Q: What documents do I need to prove the smoke alarms are compliant in QLD?
A: In Queensland, to prove that the smoke alarms in your property are compliant with the QFES legislation, you will need a smoke alarm compliance certificate. This certificate is issued by a licensed electrician or smoke alarm installer and confirms that the smoke alarms have been installed and interconnected correctly, and that they comply with the Australian Standard (AS) 3786-2014. The certificate should include the details of the installation, including the type, description and location of the smoke alarms, the date of installation, and the name and license number of the installer and if there is any warranty. You will need to provide this certificate to the buyer when selling your property.
Q: Are compliant smoke alarms required on vacant subdivisions (proposed lots) or vacant land contracts?
A: No, compliant smoke alarms are not required on vacant land contracts in Queensland.
Q: Can I negotiate a reduced rate of stamp duty if the property has compliant smoke alarms?
A:No, compliance with smoke alarm legislation does not affect the stamp duty payable on a property in Queensland. Stamp duty is a tax imposed by the state government on certain transactions, such as property purchases, and is calculated based on the value of the property. Smoke alarm compliance is a separate matter that relates to the safety of the property and the obligations of the owner to ensure that the property is compliant with the QFES legislation.

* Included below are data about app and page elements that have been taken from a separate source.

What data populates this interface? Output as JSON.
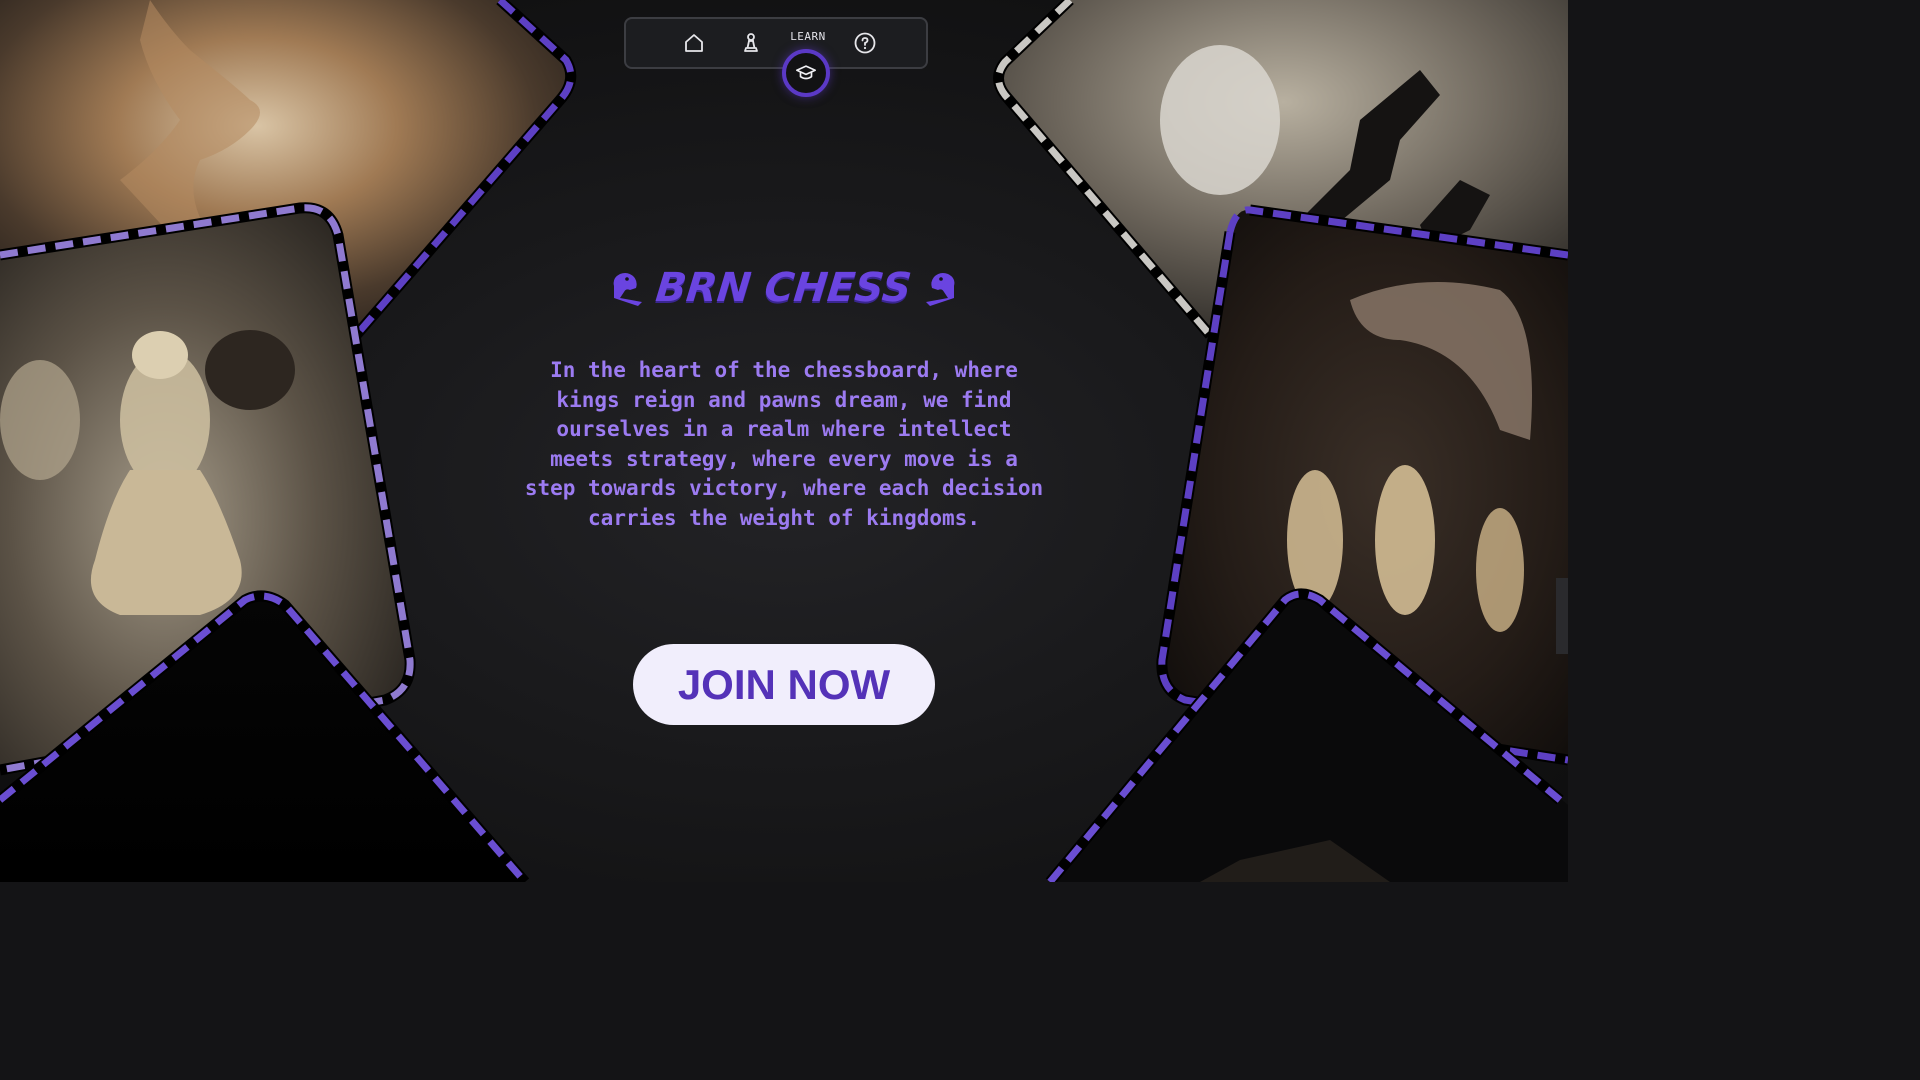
{
  "nav": {
    "items": [
      {
        "icon": "home-icon"
      },
      {
        "icon": "pawn-icon"
      },
      {
        "icon": "graduation-cap-icon",
        "label": "LEARN",
        "active": true
      },
      {
        "icon": "help-icon"
      }
    ]
  },
  "hero": {
    "title": "BRN CHESS",
    "tagline": "In the heart of the chessboard, where kings reign and pawns dream, we find ourselves in a realm where intellect meets strategy, where every move is a step towards victory, where each decision carries the weight of kingdoms.",
    "cta_label": "JOIN NOW"
  },
  "colors": {
    "accent": "#5b39c6",
    "title": "#6a44e0",
    "tagline": "#9c7bf1",
    "button_bg": "#f1eefc",
    "button_text": "#5432b8"
  }
}
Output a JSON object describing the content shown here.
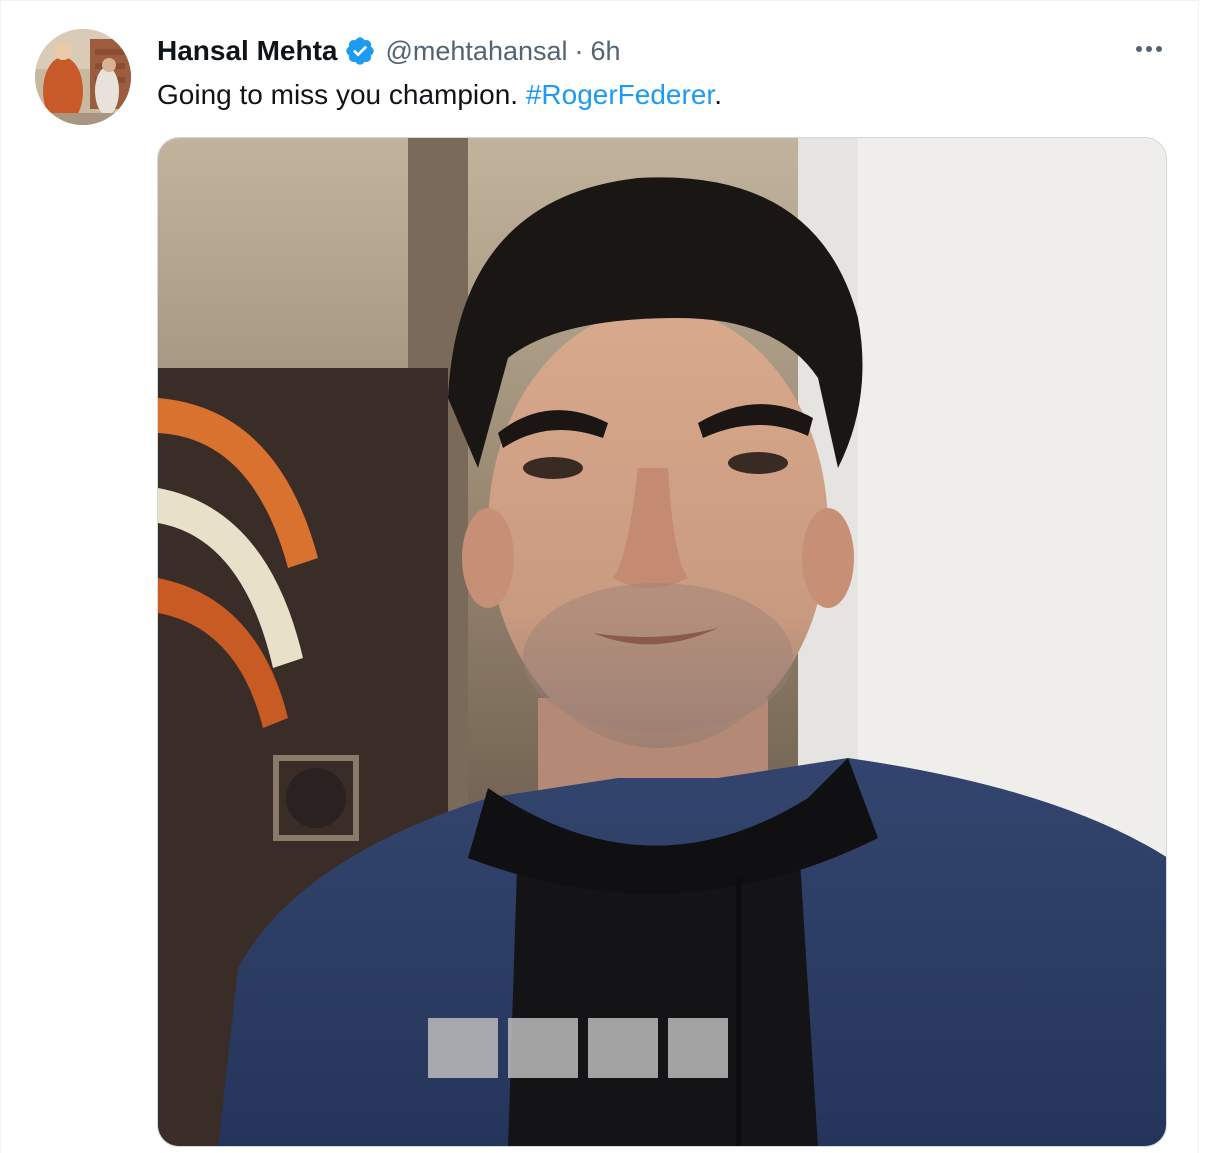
{
  "tweet": {
    "author": {
      "display_name": "Hansal Mehta",
      "handle": "@mehtahansal",
      "verified": true,
      "avatar_icon": "profile-photo"
    },
    "separator": "·",
    "timestamp": "6h",
    "text_prefix": "Going to miss you champion. ",
    "hashtag": "#RogerFederer",
    "text_suffix": ".",
    "more_icon": "more-horizontal-icon",
    "media": {
      "type": "photo",
      "icon": "photo-of-man-in-navy-jacket"
    }
  },
  "colors": {
    "text_primary": "#0f1419",
    "text_secondary": "#536471",
    "link": "#1d9bf0",
    "verified_badge": "#1d9bf0",
    "border": "#cfd9de"
  }
}
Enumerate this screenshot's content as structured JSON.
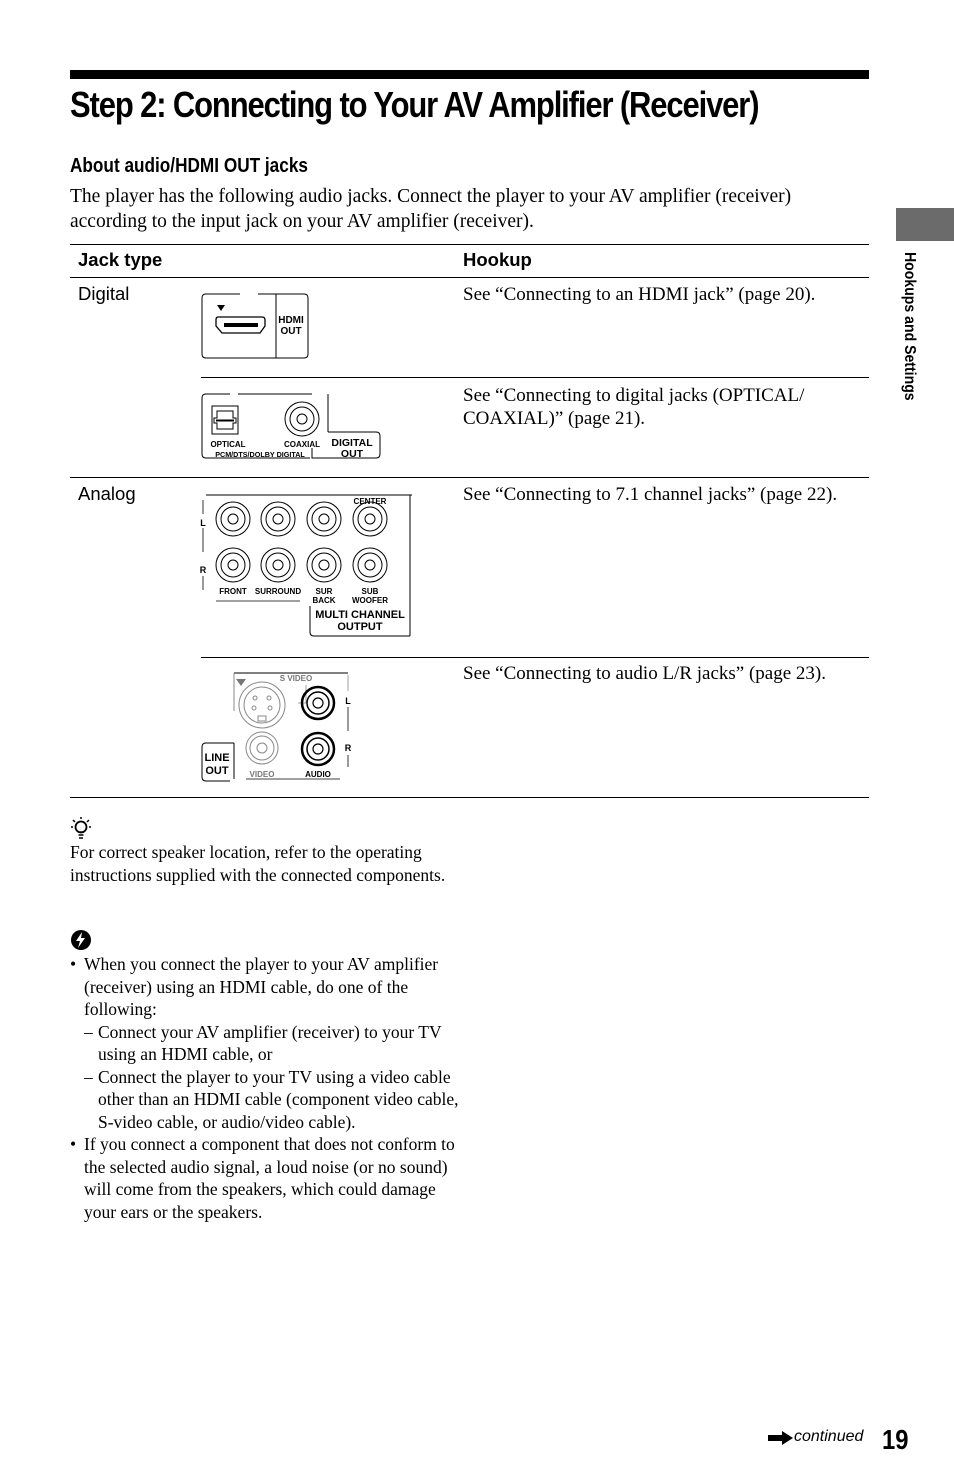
{
  "header": {
    "title": "Step 2: Connecting to Your AV Amplifier (Receiver)",
    "section_heading": "About audio/HDMI OUT jacks",
    "intro": "The player has the following audio jacks. Connect the player to your AV amplifier (receiver) according to the input jack on your AV amplifier (receiver)."
  },
  "table": {
    "columns": [
      "Jack type",
      "Hookup"
    ],
    "rows": [
      {
        "category": "Digital",
        "diagram": "hdmi-out-jack",
        "diagram_labels": {
          "panel": "HDMI OUT",
          "line1": "HDMI",
          "line2": "OUT"
        },
        "hookup": "See “Connecting to an HDMI jack” (page 20)."
      },
      {
        "category": "",
        "diagram": "digital-out-jacks",
        "diagram_labels": {
          "optical": "OPTICAL",
          "coaxial": "COAXIAL",
          "formats": "PCM/DTS/DOLBY DIGITAL",
          "line1": "DIGITAL",
          "line2": "OUT"
        },
        "hookup": "See “Connecting to digital jacks (OPTICAL/ COAXIAL)” (page 21)."
      },
      {
        "category": "Analog",
        "diagram": "multi-channel-output-jacks",
        "diagram_labels": {
          "left": "L",
          "right": "R",
          "front": "FRONT",
          "surround": "SURROUND",
          "sur": "SUR",
          "back": "BACK",
          "center": "CENTER",
          "sub": "SUB",
          "woofer": "WOOFER",
          "line1": "MULTI CHANNEL",
          "line2": "OUTPUT"
        },
        "hookup": "See “Connecting to 7.1 channel jacks” (page 22)."
      },
      {
        "category": "",
        "diagram": "line-out-jacks",
        "diagram_labels": {
          "svideo": "S VIDEO",
          "video": "VIDEO",
          "audio": "AUDIO",
          "left": "L",
          "right": "R",
          "line1": "LINE",
          "line2": "OUT"
        },
        "hookup": "See “Connecting to audio L/R jacks” (page 23)."
      }
    ]
  },
  "tip": {
    "icon": "lightbulb-icon",
    "text": "For correct speaker location, refer to the operating instructions supplied with the connected components."
  },
  "notes": {
    "icon": "caution-icon",
    "bullets": [
      {
        "text": "When you connect the player to your AV amplifier (receiver) using an HDMI cable, do one of the following:",
        "sub": [
          "Connect your AV amplifier (receiver) to your TV using an HDMI cable, or",
          "Connect the player to your TV using a video cable other than an HDMI cable (component video cable, S-video cable, or audio/video cable)."
        ]
      },
      {
        "text": "If you connect a component that does not conform to the selected audio signal, a loud noise (or no sound) will come from the speakers, which could damage your ears or the speakers.",
        "sub": []
      }
    ],
    "bullet_glyph": "•",
    "dash_glyph": "–"
  },
  "side_tab": {
    "label": "Hookups and Settings",
    "color": "#6b6b6b"
  },
  "footer": {
    "continued": "continued",
    "page_number": "19"
  }
}
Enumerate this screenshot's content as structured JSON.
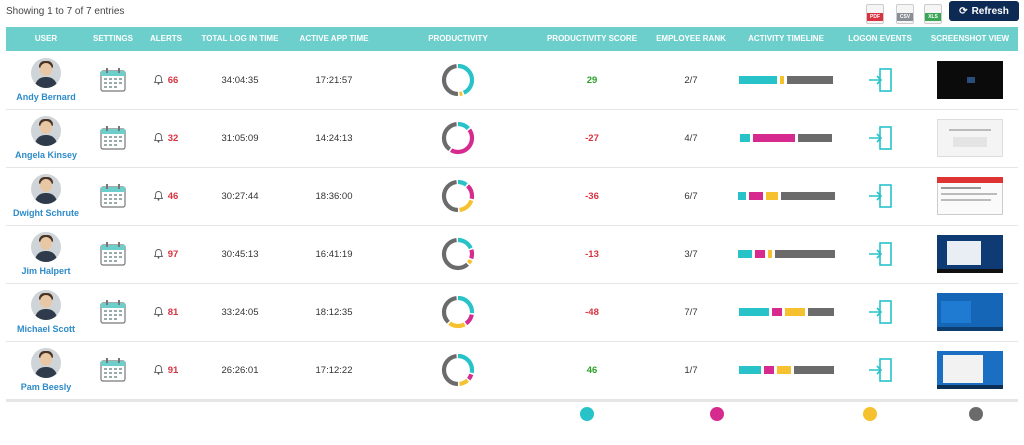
{
  "entries_text": "Showing 1 to 7 of 7 entries",
  "exports": [
    {
      "icon": "pdf-icon",
      "label": "PDF",
      "color": "#d9333f"
    },
    {
      "icon": "csv-icon",
      "label": "CSV",
      "color": "#8a8f95"
    },
    {
      "icon": "xls-icon",
      "label": "XLS",
      "color": "#3aa655"
    }
  ],
  "refresh_label": "Refresh",
  "columns": [
    "USER",
    "SETTINGS",
    "ALERTS",
    "TOTAL LOG IN TIME",
    "ACTIVE APP TIME",
    "PRODUCTIVITY",
    "PRODUCTIVITY SCORE",
    "EMPLOYEE RANK",
    "ACTIVITY TIMELINE",
    "LOGON EVENTS",
    "SCREENSHOT VIEW"
  ],
  "colors": {
    "header": "#6dcfcb",
    "teal": "#27c3c9",
    "magenta": "#d62a8f",
    "yellow": "#f6c12e",
    "gray": "#6b6b6b",
    "refresh": "#0d2a54"
  },
  "rows": [
    {
      "name": "Andy Bernard",
      "alerts": "66",
      "login": "34:04:35",
      "active": "17:21:57",
      "score": "29",
      "score_sign": "pos",
      "rank": "2/7",
      "productivity": [
        0.45,
        0.0,
        0.05,
        0.5
      ],
      "timeline": [
        {
          "c": "teal",
          "w": 38
        },
        {
          "c": "yellow",
          "w": 4
        },
        {
          "c": "gray",
          "w": 46
        }
      ],
      "screenshot": "dark"
    },
    {
      "name": "Angela Kinsey",
      "alerts": "32",
      "login": "31:05:09",
      "active": "14:24:13",
      "score": "-27",
      "score_sign": "neg",
      "rank": "4/7",
      "productivity": [
        0.15,
        0.45,
        0.0,
        0.4
      ],
      "timeline": [
        {
          "c": "teal",
          "w": 10
        },
        {
          "c": "magenta",
          "w": 42
        },
        {
          "c": "gray",
          "w": 34
        }
      ],
      "screenshot": "light"
    },
    {
      "name": "Dwight Schrute",
      "alerts": "46",
      "login": "30:27:44",
      "active": "18:36:00",
      "score": "-36",
      "score_sign": "neg",
      "rank": "6/7",
      "productivity": [
        0.12,
        0.18,
        0.2,
        0.5
      ],
      "timeline": [
        {
          "c": "teal",
          "w": 8
        },
        {
          "c": "magenta",
          "w": 14
        },
        {
          "c": "yellow",
          "w": 12
        },
        {
          "c": "gray",
          "w": 54
        }
      ],
      "screenshot": "browser"
    },
    {
      "name": "Jim Halpert",
      "alerts": "97",
      "login": "30:45:13",
      "active": "16:41:19",
      "score": "-13",
      "score_sign": "neg",
      "rank": "3/7",
      "productivity": [
        0.2,
        0.12,
        0.06,
        0.62
      ],
      "timeline": [
        {
          "c": "teal",
          "w": 14
        },
        {
          "c": "magenta",
          "w": 10
        },
        {
          "c": "yellow",
          "w": 4
        },
        {
          "c": "gray",
          "w": 60
        }
      ],
      "screenshot": "desktop"
    },
    {
      "name": "Michael Scott",
      "alerts": "81",
      "login": "33:24:05",
      "active": "18:12:35",
      "score": "-48",
      "score_sign": "neg",
      "rank": "7/7",
      "productivity": [
        0.28,
        0.14,
        0.2,
        0.38
      ],
      "timeline": [
        {
          "c": "teal",
          "w": 30
        },
        {
          "c": "magenta",
          "w": 10
        },
        {
          "c": "yellow",
          "w": 20
        },
        {
          "c": "gray",
          "w": 26
        }
      ],
      "screenshot": "blue"
    },
    {
      "name": "Pam Beesly",
      "alerts": "91",
      "login": "26:26:01",
      "active": "17:12:22",
      "score": "46",
      "score_sign": "pos",
      "rank": "1/7",
      "productivity": [
        0.3,
        0.08,
        0.12,
        0.5
      ],
      "timeline": [
        {
          "c": "teal",
          "w": 22
        },
        {
          "c": "magenta",
          "w": 10
        },
        {
          "c": "yellow",
          "w": 14
        },
        {
          "c": "gray",
          "w": 40
        }
      ],
      "screenshot": "windows"
    }
  ],
  "legend": [
    "teal",
    "magenta",
    "yellow",
    "gray"
  ]
}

If you’re planning on selling your home in 2024, make sure that your home is compliant with the smoke alarm legislation. Remember to disclose to the buyer whether or not there are compliant smoke alarms installed on the property, and ensure that your smoke alarms are compliant before the settlement. Failure to comply with smoke alarm legislation may result in fines and penalties, so it’s essential to take this seriously. By following these guidelines, you can ensure that you’re selling your home legally and safely.
If you require information about whether your house is compliant with new Smoke Alarm legislation, in Brisbane we recommend contacting DC Electrical https://www.dceq.com.au/
This is general advice only, for specific legal advice please contact your legal expert or solicitor.